*** Block opens ***

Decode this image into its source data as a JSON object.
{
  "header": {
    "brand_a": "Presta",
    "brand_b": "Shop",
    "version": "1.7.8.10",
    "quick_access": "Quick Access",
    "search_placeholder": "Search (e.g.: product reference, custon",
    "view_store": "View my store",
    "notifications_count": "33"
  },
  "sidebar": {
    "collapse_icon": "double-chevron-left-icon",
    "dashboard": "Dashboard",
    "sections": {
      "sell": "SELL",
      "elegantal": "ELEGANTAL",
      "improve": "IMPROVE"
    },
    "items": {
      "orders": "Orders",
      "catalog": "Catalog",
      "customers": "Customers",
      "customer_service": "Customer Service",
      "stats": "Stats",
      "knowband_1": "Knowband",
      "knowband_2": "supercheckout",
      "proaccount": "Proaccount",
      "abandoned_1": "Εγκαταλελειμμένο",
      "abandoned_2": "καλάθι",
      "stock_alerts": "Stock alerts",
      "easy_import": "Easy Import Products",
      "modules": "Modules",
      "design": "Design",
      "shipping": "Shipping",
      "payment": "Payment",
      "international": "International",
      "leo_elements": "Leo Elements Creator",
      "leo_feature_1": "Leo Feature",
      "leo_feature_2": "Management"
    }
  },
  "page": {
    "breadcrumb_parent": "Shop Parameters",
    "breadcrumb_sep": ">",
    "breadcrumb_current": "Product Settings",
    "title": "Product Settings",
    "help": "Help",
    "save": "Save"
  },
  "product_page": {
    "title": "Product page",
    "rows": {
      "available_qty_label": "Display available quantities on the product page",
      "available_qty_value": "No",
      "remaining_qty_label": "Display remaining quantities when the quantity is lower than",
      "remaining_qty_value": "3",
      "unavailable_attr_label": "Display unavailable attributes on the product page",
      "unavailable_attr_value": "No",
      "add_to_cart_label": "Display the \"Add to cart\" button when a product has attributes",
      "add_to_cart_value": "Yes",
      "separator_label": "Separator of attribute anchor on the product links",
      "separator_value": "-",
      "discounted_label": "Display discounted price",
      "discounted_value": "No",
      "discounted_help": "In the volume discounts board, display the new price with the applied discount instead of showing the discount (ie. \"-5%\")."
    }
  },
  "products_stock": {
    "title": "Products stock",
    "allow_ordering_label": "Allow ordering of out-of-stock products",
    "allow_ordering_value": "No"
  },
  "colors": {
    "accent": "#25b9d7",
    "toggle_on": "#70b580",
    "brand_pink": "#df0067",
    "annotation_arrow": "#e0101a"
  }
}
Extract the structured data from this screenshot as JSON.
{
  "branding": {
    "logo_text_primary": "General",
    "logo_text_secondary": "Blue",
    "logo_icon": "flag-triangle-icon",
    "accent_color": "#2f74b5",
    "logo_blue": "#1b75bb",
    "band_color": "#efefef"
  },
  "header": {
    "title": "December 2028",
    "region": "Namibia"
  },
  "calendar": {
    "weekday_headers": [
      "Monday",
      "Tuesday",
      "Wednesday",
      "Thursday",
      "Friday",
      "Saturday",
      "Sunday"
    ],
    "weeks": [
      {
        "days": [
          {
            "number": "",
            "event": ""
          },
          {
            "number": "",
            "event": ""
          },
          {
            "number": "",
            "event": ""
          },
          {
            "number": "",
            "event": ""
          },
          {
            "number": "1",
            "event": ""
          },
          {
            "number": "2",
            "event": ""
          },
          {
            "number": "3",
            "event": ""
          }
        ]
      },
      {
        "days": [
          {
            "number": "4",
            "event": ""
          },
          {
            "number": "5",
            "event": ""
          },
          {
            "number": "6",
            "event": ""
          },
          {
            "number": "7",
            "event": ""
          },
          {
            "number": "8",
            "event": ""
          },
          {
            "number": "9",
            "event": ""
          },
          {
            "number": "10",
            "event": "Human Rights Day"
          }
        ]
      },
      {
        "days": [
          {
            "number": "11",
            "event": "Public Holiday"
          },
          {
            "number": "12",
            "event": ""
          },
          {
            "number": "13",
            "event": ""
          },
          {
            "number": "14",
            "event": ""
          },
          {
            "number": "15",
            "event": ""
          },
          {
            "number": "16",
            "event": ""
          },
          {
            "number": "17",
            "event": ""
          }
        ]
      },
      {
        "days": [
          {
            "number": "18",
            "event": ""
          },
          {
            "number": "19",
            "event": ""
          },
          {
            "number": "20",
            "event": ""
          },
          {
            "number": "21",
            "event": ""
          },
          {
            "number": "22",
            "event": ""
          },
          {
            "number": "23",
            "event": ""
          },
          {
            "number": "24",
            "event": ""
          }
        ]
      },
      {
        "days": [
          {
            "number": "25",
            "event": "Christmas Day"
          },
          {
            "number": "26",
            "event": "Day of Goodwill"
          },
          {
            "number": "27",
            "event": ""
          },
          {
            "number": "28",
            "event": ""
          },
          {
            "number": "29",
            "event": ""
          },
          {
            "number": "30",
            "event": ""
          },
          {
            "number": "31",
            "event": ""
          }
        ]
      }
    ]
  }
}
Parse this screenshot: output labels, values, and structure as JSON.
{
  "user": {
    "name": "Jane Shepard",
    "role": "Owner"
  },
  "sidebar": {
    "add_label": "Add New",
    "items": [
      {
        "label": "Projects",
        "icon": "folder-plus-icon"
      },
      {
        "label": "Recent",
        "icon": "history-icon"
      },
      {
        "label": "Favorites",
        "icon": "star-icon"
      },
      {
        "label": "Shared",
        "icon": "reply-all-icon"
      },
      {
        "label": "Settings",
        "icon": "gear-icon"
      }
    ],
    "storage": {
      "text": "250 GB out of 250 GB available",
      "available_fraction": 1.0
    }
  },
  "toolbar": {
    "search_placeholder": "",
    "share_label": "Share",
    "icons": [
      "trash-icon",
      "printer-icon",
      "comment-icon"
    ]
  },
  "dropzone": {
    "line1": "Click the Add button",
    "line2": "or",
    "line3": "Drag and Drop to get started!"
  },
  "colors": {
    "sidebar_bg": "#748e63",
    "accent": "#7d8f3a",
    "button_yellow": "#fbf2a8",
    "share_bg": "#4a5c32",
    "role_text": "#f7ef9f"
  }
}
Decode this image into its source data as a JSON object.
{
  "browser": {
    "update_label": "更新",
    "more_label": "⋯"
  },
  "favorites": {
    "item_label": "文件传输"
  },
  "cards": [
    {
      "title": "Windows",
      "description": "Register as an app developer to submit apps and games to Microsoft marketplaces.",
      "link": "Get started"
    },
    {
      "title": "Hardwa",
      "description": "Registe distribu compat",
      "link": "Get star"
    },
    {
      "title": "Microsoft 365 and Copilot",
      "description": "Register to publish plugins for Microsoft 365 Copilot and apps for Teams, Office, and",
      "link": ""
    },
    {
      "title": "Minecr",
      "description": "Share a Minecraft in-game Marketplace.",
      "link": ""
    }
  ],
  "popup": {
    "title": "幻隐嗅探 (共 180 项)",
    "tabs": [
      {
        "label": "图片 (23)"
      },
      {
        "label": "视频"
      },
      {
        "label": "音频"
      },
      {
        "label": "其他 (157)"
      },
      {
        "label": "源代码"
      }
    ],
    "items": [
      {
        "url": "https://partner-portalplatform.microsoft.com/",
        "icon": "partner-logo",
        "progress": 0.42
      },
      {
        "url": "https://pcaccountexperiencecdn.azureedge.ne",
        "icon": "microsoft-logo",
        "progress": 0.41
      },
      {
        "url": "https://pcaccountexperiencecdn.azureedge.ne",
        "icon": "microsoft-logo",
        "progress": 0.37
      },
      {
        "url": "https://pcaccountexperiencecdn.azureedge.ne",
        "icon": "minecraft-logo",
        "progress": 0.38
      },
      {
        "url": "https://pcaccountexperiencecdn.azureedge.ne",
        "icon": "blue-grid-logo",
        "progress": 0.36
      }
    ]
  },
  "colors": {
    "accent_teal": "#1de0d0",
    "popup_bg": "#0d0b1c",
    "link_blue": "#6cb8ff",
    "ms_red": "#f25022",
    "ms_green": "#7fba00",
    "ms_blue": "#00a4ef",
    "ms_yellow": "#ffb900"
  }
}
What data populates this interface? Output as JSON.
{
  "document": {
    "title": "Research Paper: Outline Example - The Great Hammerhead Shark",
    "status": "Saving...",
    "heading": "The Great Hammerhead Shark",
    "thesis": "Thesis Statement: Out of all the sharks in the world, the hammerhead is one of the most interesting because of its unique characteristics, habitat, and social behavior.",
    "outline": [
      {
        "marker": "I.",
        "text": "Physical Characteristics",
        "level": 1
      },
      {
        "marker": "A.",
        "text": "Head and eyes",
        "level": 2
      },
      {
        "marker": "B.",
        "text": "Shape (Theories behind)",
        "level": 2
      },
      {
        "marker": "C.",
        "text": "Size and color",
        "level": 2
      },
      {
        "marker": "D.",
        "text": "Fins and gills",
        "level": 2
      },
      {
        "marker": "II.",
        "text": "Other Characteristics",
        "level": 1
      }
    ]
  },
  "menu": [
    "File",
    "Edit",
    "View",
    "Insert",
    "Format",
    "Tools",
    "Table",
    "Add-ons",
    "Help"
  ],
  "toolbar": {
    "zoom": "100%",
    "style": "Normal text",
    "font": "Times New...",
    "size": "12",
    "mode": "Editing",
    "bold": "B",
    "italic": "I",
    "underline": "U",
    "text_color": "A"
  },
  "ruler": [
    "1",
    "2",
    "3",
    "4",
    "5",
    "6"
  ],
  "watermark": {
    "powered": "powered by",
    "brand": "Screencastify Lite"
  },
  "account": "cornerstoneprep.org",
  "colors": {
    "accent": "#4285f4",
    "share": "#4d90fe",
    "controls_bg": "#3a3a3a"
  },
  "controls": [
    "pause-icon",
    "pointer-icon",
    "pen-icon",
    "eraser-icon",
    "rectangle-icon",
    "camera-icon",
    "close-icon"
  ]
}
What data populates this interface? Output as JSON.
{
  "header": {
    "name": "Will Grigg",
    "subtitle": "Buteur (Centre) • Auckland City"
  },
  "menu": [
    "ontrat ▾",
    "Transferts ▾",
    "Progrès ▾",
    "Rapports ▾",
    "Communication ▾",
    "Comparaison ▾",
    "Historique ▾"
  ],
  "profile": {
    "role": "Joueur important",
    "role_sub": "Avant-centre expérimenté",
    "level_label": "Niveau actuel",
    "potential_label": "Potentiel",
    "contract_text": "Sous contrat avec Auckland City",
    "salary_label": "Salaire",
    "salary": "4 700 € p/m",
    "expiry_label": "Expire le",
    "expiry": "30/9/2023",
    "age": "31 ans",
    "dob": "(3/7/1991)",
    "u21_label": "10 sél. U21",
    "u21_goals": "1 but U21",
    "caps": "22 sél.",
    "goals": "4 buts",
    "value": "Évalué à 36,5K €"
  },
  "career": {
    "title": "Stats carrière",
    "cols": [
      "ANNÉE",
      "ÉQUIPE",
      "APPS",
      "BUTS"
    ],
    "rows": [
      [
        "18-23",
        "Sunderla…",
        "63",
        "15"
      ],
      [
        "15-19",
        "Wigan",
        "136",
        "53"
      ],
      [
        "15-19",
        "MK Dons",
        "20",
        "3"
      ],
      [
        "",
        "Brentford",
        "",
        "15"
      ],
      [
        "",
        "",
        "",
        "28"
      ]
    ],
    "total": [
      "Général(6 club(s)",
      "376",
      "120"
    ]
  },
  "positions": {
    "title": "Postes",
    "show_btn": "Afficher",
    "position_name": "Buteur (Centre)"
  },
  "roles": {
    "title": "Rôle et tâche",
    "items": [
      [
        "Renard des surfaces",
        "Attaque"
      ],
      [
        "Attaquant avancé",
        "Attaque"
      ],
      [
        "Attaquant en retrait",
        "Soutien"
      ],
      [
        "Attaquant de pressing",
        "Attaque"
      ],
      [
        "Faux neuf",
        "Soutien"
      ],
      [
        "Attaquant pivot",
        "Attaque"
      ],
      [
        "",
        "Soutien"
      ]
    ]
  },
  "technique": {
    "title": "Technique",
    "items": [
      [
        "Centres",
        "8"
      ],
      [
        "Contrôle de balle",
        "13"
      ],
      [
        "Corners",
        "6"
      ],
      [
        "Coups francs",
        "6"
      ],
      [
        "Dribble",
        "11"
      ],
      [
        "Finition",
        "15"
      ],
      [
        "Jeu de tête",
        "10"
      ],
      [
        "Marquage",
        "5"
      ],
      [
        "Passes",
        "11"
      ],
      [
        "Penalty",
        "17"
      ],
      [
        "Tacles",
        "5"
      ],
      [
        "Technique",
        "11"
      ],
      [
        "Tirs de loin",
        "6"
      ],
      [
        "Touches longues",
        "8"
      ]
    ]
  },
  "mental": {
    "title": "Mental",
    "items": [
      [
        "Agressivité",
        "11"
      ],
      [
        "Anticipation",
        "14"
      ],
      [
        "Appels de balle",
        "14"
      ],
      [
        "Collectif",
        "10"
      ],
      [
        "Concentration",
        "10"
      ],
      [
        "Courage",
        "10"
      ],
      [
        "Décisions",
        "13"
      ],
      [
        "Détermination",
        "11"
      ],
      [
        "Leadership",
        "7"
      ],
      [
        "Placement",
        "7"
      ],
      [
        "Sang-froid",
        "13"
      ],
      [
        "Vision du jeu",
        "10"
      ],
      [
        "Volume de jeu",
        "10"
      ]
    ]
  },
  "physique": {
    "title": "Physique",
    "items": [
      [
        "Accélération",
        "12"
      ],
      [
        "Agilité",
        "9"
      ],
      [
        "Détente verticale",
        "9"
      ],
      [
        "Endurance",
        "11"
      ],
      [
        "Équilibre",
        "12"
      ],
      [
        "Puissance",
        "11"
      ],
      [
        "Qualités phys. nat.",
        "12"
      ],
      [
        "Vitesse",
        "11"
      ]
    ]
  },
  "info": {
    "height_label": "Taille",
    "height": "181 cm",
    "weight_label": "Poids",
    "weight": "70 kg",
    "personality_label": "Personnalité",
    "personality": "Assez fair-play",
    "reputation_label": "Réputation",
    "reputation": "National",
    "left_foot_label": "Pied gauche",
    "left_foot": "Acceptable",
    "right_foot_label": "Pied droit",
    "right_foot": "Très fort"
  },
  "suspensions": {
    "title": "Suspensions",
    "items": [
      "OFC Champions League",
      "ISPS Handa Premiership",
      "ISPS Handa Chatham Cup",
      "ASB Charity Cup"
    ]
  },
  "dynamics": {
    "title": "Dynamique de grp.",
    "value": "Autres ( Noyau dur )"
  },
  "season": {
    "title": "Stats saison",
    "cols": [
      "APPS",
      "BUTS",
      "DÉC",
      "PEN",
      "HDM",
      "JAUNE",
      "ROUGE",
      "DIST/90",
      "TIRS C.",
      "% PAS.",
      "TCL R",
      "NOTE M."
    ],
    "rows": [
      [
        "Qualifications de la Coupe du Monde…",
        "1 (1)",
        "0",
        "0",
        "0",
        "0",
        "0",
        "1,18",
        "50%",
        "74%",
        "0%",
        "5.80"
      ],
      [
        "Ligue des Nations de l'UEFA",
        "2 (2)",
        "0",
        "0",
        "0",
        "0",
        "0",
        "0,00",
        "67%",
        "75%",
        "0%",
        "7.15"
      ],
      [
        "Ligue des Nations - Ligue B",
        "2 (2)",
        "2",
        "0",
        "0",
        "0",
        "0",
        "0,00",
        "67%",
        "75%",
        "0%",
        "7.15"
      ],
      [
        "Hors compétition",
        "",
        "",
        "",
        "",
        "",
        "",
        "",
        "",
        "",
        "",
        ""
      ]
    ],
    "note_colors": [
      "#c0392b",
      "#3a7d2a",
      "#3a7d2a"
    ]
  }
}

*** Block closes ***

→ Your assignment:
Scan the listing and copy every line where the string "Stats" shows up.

→ Solution to this problem:
      "stats": "Stats",
    "title": "Stats carrière",
    "title": "Stats saison",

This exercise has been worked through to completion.